Photo credit: Charlotte Riethman

Upon starting the journalism program, you quickly realize your job is not to break the biggest story of the century.

Your job at the Algonquin Times is to publish a community newspaper. To bring an entire school together with relatable news.

People at college often stick with people in their program. You might have a friend in a different program that you cross paths with, but most times, we each stick to ourselves. That is where the Times comes in. We try to tell stories that offer you insight into what people in other programs are doing.

However, our recent stories have been told under the looming shadow of a global pandemic. The last thing we wanted was to be the constant reminder of the pain we are all feeling, but as reporters, we are mandated to bring you that news.

This pandemic has affected us all in many different ways, we would be remiss in ignoring that.

It has been a difficult year for everyone, and there is a growing sense of feeling like an imposter. We can wear our Algonquin College swag and tell our friends and family we are in college, but it certainly doesn’t feel like it.

For many of you, including the first-level journalism students who are about to take over this paper, your entire post-secondary educational lives have been strictly online. And as announced by President Brulé in an email on Nov. 17, next year’s fall-term would be strictly online except for those programs that absolutely require face-to-face learning.

You can’t help but ask, what are you missing?

College, university, graduating high-school: these events are supposed to mark the beginning of your adult life. Our culture is built around it. So many movies start with that first day at college or that inspiring world trotting gap year. We’re all familiar with these coming of age stories.

You are meant to form friendships that will last you the rest of your life, expand your mind and be introduced to new ideas and ways of thinking or just finally get out of that shitty little town you grew up in.

But in Fall 2020, many of us are stuck. We are still at home. Sure, we might be learning new things, but the friends we are supposed to make, the parties, the reckless behaviour, none of that is happening.

The good news is, a vaccine is coming, this crisis will have an end and it’s on the horizon. There is a good chance you’ll make it to campus for in-class learning, eventually.

The biggest story in the world was once the fall of the Berlin Wall, until the next biggest story happened. No one ever thought an event would match the devastation of 9/11, until a pandemic ravaged the world. There is no doubt that this time will fundamentally mark this generation.

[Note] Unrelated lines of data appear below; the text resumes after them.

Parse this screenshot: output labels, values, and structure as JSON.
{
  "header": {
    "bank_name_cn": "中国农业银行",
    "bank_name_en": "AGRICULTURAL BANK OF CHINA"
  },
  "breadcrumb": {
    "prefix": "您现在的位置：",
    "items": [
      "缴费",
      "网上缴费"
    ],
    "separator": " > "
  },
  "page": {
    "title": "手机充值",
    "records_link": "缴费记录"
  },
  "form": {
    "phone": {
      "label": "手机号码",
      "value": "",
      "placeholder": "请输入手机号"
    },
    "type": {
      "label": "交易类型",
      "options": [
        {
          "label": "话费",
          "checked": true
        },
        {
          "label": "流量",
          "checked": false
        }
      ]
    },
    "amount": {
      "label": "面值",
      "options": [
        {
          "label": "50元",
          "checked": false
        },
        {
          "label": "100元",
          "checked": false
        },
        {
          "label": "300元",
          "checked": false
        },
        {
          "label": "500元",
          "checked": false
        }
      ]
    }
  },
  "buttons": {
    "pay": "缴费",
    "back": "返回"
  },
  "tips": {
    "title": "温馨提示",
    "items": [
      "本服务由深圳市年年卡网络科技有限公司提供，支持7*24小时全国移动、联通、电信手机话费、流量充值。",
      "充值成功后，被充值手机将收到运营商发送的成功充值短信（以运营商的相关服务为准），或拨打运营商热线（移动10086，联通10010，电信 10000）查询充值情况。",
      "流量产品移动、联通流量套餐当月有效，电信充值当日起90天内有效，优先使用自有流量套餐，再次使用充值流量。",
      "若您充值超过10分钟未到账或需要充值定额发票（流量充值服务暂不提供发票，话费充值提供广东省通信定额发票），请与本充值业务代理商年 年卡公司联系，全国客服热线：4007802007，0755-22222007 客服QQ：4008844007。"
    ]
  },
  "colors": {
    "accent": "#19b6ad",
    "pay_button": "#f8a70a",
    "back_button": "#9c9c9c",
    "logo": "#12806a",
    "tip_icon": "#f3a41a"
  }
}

We are at a turning point; marked but alive. We will use what we have learned to improve the brave new world that is about to unfold before us, and we are stronger for it.